*What is being asked:*
Go through the listing below and list every line with "this".
___ Given data ___
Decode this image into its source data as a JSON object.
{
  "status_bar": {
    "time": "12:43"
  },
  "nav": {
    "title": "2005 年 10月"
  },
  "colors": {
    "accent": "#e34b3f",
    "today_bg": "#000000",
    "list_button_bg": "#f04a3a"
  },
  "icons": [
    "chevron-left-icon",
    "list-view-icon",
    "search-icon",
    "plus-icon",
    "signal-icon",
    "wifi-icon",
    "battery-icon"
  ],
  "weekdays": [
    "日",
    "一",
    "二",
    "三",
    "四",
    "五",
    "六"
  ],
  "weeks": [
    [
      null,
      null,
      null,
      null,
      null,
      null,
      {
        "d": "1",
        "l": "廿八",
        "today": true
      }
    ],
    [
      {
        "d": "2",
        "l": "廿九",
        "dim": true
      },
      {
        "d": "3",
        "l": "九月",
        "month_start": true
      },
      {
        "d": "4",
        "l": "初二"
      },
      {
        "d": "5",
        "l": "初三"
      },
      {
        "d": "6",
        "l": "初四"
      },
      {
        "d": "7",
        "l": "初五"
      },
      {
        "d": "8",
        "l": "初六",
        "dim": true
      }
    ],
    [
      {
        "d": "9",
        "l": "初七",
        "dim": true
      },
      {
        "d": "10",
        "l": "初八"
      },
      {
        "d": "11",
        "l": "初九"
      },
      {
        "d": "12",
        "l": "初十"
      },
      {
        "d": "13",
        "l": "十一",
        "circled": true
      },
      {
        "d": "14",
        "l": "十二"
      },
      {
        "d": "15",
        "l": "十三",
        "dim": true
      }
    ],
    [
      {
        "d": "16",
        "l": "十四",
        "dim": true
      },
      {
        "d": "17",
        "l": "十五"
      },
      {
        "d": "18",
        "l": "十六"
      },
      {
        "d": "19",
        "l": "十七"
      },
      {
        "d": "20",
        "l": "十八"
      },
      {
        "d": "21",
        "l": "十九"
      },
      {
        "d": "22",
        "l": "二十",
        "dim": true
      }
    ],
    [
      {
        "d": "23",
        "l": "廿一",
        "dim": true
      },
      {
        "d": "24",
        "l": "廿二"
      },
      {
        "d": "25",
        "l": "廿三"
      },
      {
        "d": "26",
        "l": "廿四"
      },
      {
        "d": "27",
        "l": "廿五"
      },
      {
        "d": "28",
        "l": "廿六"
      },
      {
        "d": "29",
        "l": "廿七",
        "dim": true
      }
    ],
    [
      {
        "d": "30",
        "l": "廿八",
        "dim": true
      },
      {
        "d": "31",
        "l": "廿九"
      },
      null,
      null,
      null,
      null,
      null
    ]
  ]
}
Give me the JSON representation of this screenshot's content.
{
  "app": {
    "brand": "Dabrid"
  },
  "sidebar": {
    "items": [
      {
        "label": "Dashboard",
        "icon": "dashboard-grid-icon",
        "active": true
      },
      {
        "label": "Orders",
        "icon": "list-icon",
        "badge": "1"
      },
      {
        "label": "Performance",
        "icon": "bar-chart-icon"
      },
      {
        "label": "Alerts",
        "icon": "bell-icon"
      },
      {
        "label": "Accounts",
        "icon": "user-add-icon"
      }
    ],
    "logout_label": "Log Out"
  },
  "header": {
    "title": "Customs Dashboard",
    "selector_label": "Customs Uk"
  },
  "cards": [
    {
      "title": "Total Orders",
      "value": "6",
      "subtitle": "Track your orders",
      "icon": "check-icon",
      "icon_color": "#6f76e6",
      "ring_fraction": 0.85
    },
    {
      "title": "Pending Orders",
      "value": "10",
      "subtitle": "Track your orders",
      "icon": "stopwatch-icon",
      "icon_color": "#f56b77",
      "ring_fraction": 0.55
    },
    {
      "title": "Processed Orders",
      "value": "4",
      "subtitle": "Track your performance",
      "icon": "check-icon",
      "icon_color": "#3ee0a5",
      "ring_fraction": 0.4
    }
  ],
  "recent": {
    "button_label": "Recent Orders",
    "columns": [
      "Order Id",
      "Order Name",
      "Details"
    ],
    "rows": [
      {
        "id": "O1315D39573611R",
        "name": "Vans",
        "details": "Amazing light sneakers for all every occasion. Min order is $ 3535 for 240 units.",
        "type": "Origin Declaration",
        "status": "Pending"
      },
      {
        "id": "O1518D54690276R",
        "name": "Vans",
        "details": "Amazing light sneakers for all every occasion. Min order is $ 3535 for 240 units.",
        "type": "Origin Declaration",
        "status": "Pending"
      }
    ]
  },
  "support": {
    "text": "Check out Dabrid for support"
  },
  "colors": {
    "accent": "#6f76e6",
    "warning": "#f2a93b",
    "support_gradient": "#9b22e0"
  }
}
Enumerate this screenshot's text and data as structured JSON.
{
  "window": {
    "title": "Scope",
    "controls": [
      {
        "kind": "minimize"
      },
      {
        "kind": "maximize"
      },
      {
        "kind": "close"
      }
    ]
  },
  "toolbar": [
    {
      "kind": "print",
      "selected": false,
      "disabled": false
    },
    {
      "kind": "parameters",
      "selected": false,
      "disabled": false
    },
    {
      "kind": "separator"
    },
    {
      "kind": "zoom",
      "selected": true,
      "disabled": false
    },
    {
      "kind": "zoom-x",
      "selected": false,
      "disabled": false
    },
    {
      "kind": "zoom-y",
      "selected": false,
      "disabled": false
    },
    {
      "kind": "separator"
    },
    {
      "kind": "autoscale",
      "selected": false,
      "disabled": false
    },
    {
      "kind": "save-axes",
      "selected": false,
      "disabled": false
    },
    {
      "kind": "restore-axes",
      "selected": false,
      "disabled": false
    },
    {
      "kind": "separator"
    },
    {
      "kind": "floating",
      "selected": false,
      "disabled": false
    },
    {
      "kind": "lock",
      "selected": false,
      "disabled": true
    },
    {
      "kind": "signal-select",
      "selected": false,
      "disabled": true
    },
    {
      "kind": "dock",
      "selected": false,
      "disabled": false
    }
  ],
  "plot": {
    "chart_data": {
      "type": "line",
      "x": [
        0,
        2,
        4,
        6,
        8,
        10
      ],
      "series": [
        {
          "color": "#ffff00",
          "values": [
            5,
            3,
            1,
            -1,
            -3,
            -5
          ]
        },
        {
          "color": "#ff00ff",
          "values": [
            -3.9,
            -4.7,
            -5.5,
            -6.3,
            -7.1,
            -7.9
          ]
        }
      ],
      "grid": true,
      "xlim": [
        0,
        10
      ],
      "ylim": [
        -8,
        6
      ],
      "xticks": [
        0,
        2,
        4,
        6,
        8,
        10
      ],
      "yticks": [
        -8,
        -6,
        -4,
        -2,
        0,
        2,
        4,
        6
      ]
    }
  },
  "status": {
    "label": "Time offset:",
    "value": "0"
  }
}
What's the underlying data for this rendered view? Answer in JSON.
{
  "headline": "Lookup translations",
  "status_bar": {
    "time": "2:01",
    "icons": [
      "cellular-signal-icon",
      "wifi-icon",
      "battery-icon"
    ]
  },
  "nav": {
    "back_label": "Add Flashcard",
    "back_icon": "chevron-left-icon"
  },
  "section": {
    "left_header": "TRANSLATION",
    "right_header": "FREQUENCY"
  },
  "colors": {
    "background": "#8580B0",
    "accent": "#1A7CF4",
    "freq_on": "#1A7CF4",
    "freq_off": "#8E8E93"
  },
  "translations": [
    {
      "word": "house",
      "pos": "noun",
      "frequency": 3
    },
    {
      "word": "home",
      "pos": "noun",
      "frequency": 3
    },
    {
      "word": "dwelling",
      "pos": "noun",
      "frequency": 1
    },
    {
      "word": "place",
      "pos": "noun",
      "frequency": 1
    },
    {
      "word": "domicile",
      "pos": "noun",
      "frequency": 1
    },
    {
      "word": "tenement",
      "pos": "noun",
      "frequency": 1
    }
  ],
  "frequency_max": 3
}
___
*Problem solution:*
Decode this image into its source data as a JSON object.
Give me the JSON representation of this screenshot's content.
Enumerate this screenshot's text and data as structured JSON.
What's the underlying data for this rendered view? Answer in JSON.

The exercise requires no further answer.